Rachel takes the same train in to town every day. Every day she sees the same couple, and watches as their lives (as she sees them) unfold before her. Their lives that are being lived just a few houses down from the life that she so recently lost. She has made up her own story about their perfect life. In her mind, it is a wonderful life. It is wonderful, until the day that it isn’t. Rachel sees something that shatters her image of “Jess and Jason”. Not long after seeing this, “Jess” goes missing. Rachel is suddenly thrust in to the middle of, not only the investigation, but their lives and the lives of everyone around them- including her ex-husband and his new family. Will they believe what Rachel has to say?

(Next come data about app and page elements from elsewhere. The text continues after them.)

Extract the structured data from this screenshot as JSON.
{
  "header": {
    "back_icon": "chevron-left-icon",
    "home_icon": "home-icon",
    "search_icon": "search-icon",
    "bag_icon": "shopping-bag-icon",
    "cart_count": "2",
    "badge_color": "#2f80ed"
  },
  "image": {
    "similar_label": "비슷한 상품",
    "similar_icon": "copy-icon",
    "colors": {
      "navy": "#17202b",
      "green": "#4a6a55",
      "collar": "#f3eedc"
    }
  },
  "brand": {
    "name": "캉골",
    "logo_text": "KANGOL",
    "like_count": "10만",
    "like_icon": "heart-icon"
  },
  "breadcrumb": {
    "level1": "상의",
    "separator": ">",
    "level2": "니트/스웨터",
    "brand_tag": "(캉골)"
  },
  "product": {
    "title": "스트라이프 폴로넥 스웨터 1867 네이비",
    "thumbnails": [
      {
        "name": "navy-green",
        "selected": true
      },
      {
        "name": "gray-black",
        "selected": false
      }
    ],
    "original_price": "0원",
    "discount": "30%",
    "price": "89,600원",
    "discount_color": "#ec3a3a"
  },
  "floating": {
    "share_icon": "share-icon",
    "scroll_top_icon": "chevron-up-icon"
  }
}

I will start by saying that it actually took me two tries to really get in to this book and read it all the way through. I believe that was a “me” thing though. It is a book that you have to be in the mood for, and I don’t think that I was in the right frame of mind the first time. The second time, however, I really enjoyed it. It is told from different narrators, but mostly from the unreliable narrator that is Rachel. It would be easy to feel a bit lost if you aren’t paying attention to the book as you’re reading it, as the narrator is an unreliable one (a drunk), so it can be difficult to tell if you’re really getting the story or not. That being said, it is a great psychological thriller with a wonderful twist! If you enjoy books that keep you thinking and guessing, this is a good one for you!